When folks are working on a healing for a long time, they might think about past healings they’ve had in Christian Science as a way of being grateful, of reassuring themselves of the power of God, and of bolstering their courage to continue the fight against the error that has engulfed their thinking.  No problem there unless they’re relying on the past rather than looking forward to what they need to understand now.

Iris 06.03.14At such times, however, error may suggest “Yes, that really was a remarkable healing you had, but…” and then go on to remind the individual:

  1. how long the current problem has been going on;
  2. how hard they’ve been working on it; and
  3. how often they’ve prayed, etc. and yet without any apparent results!

If any of this sounds familiar, you need to be alert to this undermining and harmful methodology of the carnal mind—of evil.


Because if we’re not awake to how error operates, we’re very likely to be taken in by its lies, and delay the healing we deserve.

So let’s examine this two-fold “Yes, but” tactic closely!

The “but” part of the suggestion is really nothing other than a disagreement designed to engender a sense of futility and hopelessness in the individual—a “what’s the point” mentality to entice them to abandon their reliance on Christian Science and choose material means and methods instead or to resign themselves to their “fate.”  Obviously, not good!

However, it’s the first part—the “Yes” section—that is perhaps the more subtle aspect of the serpent’s suggestion—the one we really need to be awake to!

Evil may appear to acknowledge previous healings, but it can never do so because it’s against its very “nature” to agree with anything that’s true!  It’s a deceitful trap laid to draw us into accepting the “but”—the disagreement portion—by seeking to mesmerize us into believing that mortal mind’s conclusion is perfectly “reasonable.”  It would suggest—as our own observation—that we’ve given it our best shot, that the current situation’s just too tough, and now we need to rationally look elsewhere—to material means and methods.

This lie would have us turn from our one and only Creator—in whom we live and move and have our being.  In whom is our only real source of health, holiness, and harmony.  In whom alone is our salvation!

To be sure, this is the individual’s personal choice, but shouldn’t we be awake to the falsity of this utterly wrong-headed premise, conclusion, and influence?

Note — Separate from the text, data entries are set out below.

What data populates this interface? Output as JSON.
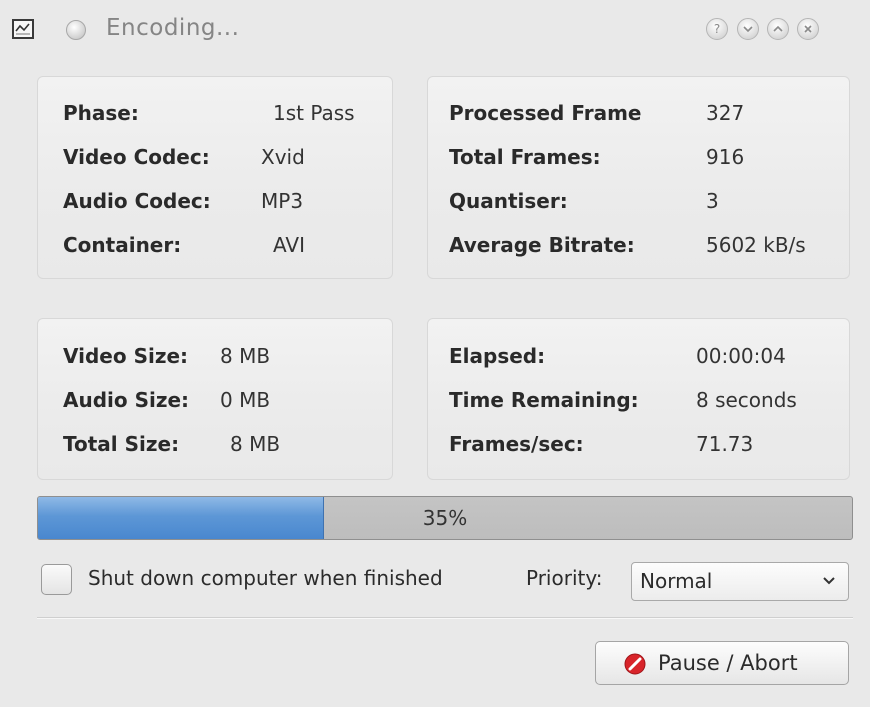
{
  "window": {
    "title": "Encoding...",
    "controls": [
      "help",
      "minimize",
      "maximize",
      "close"
    ]
  },
  "codec_panel": {
    "rows": [
      {
        "label": "Phase:",
        "value": "1st Pass"
      },
      {
        "label": "Video Codec:",
        "value": "Xvid"
      },
      {
        "label": "Audio Codec:",
        "value": "MP3"
      },
      {
        "label": "Container:",
        "value": "AVI"
      }
    ]
  },
  "frames_panel": {
    "rows": [
      {
        "label": "Processed Frame",
        "value": "327"
      },
      {
        "label": "Total Frames:",
        "value": "916"
      },
      {
        "label": "Quantiser:",
        "value": "3"
      },
      {
        "label": "Average Bitrate:",
        "value": "5602 kB/s"
      }
    ]
  },
  "size_panel": {
    "rows": [
      {
        "label": "Video Size:",
        "value": "8 MB"
      },
      {
        "label": "Audio Size:",
        "value": "0 MB"
      },
      {
        "label": "Total Size:",
        "value": "8 MB"
      }
    ]
  },
  "time_panel": {
    "rows": [
      {
        "label": "Elapsed:",
        "value": "00:00:04"
      },
      {
        "label": "Time Remaining:",
        "value": "8 seconds"
      },
      {
        "label": "Frames/sec:",
        "value": "71.73"
      }
    ]
  },
  "progress": {
    "percent": 35,
    "text": "35%"
  },
  "options": {
    "shutdown_label": "Shut down computer when finished",
    "shutdown_checked": false,
    "priority_label": "Priority:",
    "priority_value": "Normal"
  },
  "actions": {
    "pause_abort_label": "Pause / Abort"
  },
  "colors": {
    "progress_fill": "#5d97d6",
    "abort_icon": "#d8242a"
  }
}
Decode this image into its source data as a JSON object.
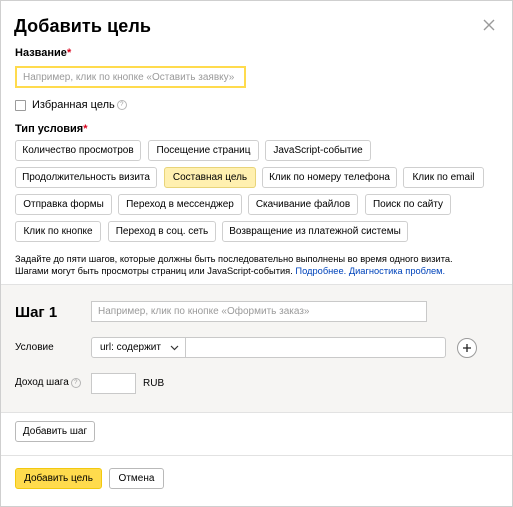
{
  "dialog": {
    "title": "Добавить цель",
    "close_icon": "close-icon"
  },
  "name_field": {
    "label": "Название",
    "required_mark": "*",
    "placeholder": "Например, клик по кнопке «Оставить заявку»"
  },
  "favorite": {
    "label": "Избранная цель",
    "checked": false,
    "help_icon": "question-icon"
  },
  "condition_type": {
    "label": "Тип условия",
    "required_mark": "*",
    "options": [
      {
        "label": "Количество просмотров",
        "selected": false
      },
      {
        "label": "Посещение страниц",
        "selected": false
      },
      {
        "label": "JavaScript-событие",
        "selected": false
      },
      {
        "label": "Продолжительность визита",
        "selected": false
      },
      {
        "label": "Составная цель",
        "selected": true
      },
      {
        "label": "Клик по номеру телефона",
        "selected": false
      },
      {
        "label": "Клик по email",
        "selected": false
      },
      {
        "label": "Отправка формы",
        "selected": false
      },
      {
        "label": "Переход в мессенджер",
        "selected": false
      },
      {
        "label": "Скачивание файлов",
        "selected": false
      },
      {
        "label": "Поиск по сайту",
        "selected": false
      },
      {
        "label": "Клик по кнопке",
        "selected": false
      },
      {
        "label": "Переход в соц. сеть",
        "selected": false
      },
      {
        "label": "Возвращение из платежной системы",
        "selected": false
      }
    ]
  },
  "description": {
    "line1": "Задайте до пяти шагов, которые должны быть последовательно выполнены во время одного визита.",
    "line2": "Шагами могут быть просмотры страниц или JavaScript-события.",
    "link_more": "Подробнее.",
    "link_diagnostics": "Диагностика проблем."
  },
  "step": {
    "title": "Шаг 1",
    "name_placeholder": "Например, клик по кнопке «Оформить заказ»",
    "condition_label": "Условие",
    "condition_select": "url: содержит",
    "condition_value": "",
    "add_condition_icon": "plus-icon",
    "income_label": "Доход шага",
    "income_value": "",
    "currency": "RUB"
  },
  "buttons": {
    "add_step": "Добавить шаг",
    "submit": "Добавить цель",
    "cancel": "Отмена"
  },
  "colors": {
    "accent": "#ffdb4d",
    "selected_chip": "#fff0b0",
    "link": "#0044bb",
    "required": "#d9001b",
    "section_bg": "#f6f5f3"
  }
}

Shouldn’t we be asking ourselves if we really have “given it our best shot”?  Have we deeply examined our thoughts and perceptions to see what is of God and what is of the carnal mind?  Are we truly willing to let go of cherished concepts that may be holding us back—concepts that even at one time may have appeared to be comforting but which are not truly of the Comforter?

Mary Baker Eddy included in a letter to a Branch Church the following (Miscellaneous Writings, p. 154):

Pray without ceasing. Watch diligently; never desert the post of spiritual observation and self-examination. Strive for self-abnegation, justice, meekness, mercy, purity, love. Let your light reflect Light. Have no ambition, affection, nor aim apart from holiness. Forget not for a moment, that God is All-in-all — therefore, that in reality there is but one cause and effect.

In light of these admonitions, can we honestly say we’ve done our best?

There is no room for “yes, buts” here!